● HOW TO COMPLETE THIS TASK
Look through the entries below and say how many lines contain the string "JSON". Give the number only.

*** Begin section ***

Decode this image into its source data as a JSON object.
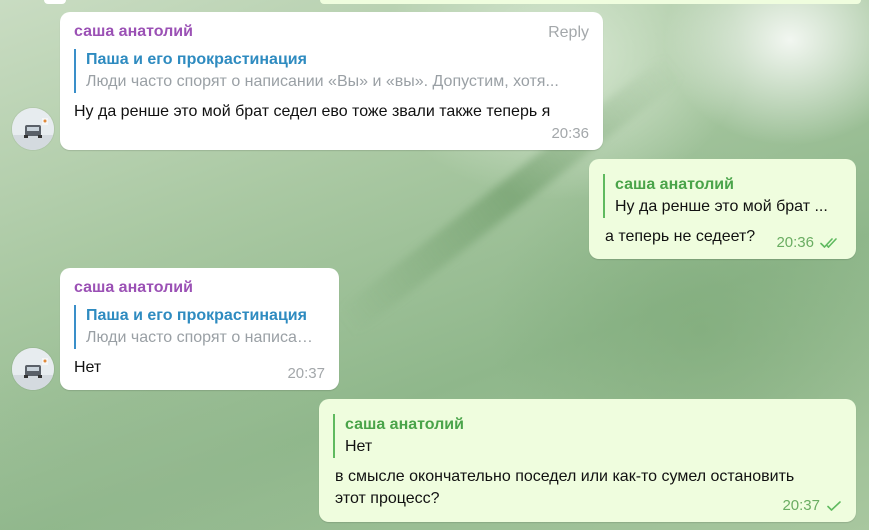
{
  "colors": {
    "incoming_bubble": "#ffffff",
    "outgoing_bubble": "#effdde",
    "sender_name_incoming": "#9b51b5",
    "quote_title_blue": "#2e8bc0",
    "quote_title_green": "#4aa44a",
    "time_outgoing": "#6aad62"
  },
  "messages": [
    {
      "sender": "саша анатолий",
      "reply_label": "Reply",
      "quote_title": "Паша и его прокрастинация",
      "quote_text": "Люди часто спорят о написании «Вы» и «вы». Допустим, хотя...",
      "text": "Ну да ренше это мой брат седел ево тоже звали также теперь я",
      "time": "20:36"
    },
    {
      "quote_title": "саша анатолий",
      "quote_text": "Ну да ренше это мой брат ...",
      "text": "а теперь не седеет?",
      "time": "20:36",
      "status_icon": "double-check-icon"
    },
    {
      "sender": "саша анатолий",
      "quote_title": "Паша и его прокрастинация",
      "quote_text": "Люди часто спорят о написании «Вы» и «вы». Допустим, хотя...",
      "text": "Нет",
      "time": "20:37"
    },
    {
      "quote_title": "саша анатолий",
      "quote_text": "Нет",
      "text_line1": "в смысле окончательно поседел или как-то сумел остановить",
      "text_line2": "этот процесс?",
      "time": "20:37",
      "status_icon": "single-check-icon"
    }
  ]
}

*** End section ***
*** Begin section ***

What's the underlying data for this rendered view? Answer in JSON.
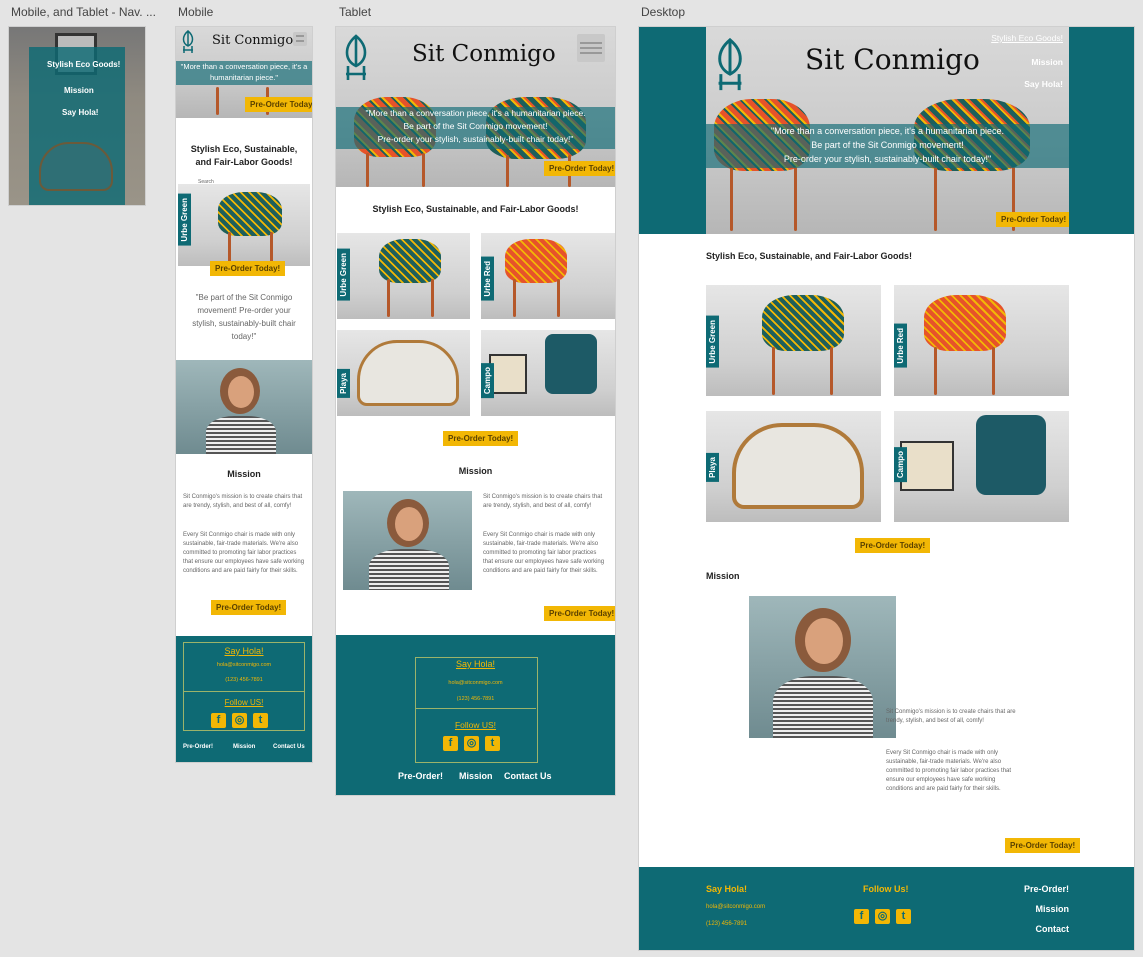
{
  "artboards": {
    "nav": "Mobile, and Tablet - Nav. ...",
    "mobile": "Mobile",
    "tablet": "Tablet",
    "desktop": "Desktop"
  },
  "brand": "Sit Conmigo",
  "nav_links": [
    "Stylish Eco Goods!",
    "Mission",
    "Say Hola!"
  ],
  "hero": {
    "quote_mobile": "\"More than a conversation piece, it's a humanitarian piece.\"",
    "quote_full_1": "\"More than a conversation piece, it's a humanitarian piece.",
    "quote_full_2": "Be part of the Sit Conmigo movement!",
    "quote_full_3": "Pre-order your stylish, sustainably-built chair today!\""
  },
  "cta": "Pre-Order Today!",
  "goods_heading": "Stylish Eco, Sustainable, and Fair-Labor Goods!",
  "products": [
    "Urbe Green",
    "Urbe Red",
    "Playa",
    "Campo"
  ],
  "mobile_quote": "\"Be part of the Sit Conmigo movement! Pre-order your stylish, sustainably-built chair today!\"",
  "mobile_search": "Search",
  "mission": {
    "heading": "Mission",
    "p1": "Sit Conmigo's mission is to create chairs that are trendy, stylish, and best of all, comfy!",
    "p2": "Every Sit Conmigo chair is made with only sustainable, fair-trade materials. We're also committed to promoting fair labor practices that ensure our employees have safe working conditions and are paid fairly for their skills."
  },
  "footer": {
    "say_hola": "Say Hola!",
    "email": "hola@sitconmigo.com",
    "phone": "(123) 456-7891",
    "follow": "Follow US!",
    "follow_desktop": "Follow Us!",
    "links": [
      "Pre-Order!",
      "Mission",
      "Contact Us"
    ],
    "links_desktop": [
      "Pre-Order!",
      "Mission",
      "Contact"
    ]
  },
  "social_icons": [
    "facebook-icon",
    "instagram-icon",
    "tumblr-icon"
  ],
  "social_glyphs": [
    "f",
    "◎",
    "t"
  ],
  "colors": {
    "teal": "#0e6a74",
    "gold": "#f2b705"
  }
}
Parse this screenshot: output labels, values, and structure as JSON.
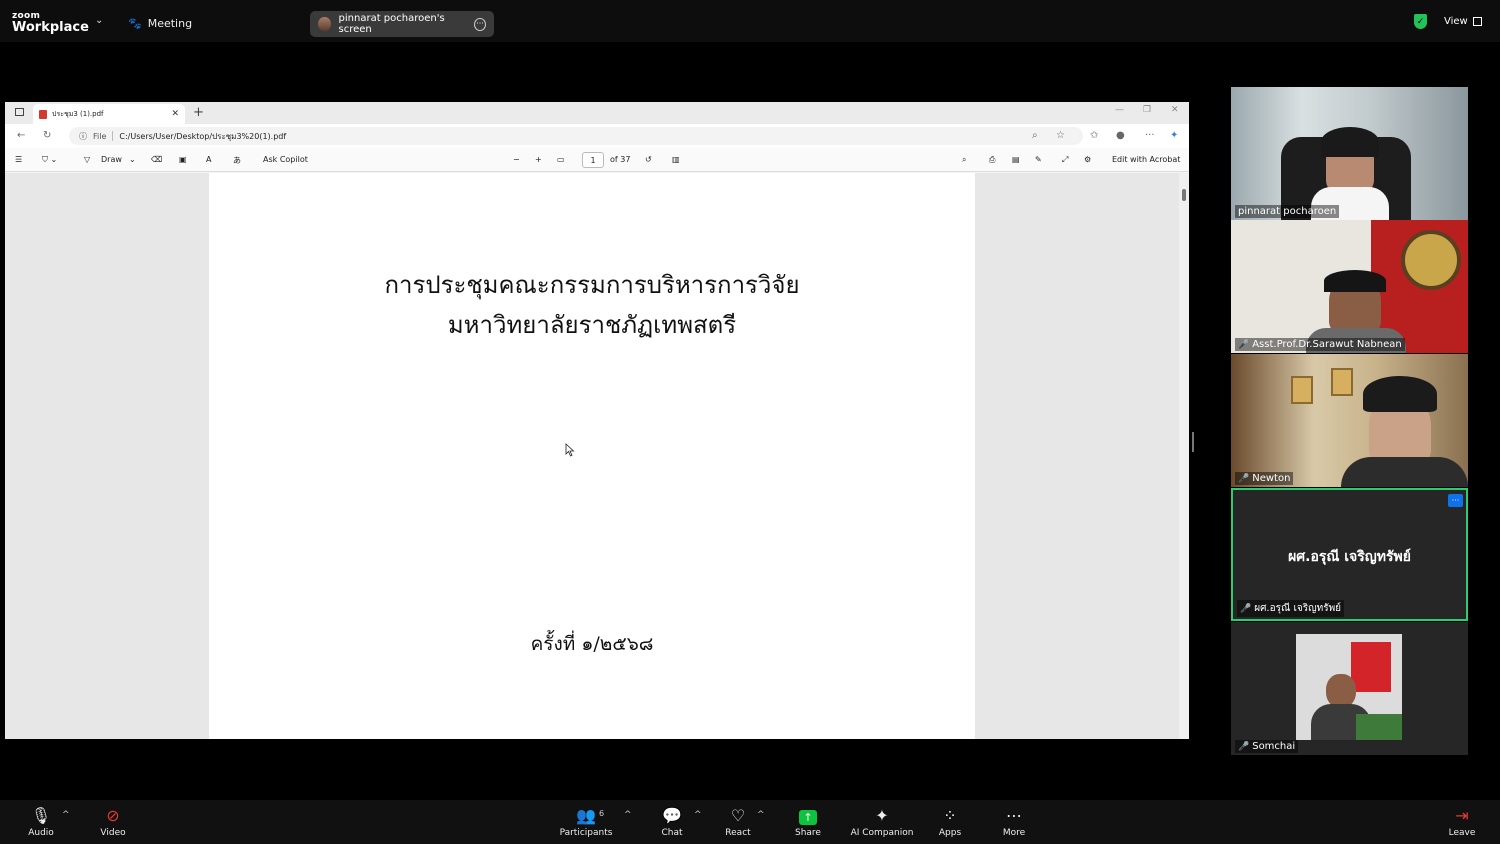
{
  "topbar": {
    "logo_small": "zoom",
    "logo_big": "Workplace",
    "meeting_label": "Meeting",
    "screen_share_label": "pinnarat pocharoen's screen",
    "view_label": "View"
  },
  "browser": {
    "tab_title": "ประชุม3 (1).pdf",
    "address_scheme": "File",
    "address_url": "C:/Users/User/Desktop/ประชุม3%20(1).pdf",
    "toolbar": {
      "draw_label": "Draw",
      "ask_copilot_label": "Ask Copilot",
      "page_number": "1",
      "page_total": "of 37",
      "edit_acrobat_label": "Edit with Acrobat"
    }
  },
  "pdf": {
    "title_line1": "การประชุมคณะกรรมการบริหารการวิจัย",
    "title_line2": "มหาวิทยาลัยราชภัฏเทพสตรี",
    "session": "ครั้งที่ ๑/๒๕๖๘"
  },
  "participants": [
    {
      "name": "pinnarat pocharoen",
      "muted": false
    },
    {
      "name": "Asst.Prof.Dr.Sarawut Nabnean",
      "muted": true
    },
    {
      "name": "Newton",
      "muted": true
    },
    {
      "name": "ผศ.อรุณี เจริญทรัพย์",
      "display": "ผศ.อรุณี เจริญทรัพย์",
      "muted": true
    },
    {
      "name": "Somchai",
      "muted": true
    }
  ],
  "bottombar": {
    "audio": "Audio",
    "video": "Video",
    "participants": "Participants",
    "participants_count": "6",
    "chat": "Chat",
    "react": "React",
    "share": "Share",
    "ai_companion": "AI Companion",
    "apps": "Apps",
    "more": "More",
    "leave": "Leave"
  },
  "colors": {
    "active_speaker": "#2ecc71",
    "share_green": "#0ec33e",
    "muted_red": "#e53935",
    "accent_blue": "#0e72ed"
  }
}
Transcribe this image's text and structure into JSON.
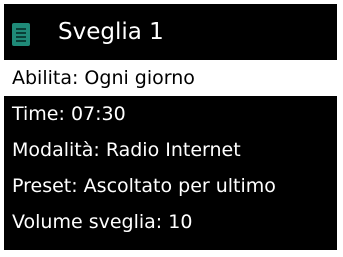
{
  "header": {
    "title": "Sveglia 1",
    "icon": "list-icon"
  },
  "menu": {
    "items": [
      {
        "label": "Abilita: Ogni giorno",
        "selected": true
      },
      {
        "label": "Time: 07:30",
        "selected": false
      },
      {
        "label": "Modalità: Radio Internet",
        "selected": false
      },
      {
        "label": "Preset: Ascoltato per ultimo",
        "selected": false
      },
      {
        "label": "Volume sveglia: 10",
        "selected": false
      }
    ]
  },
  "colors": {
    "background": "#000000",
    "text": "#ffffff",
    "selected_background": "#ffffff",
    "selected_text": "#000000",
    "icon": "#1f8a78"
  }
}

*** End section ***

● RESULT OF THE TASK
4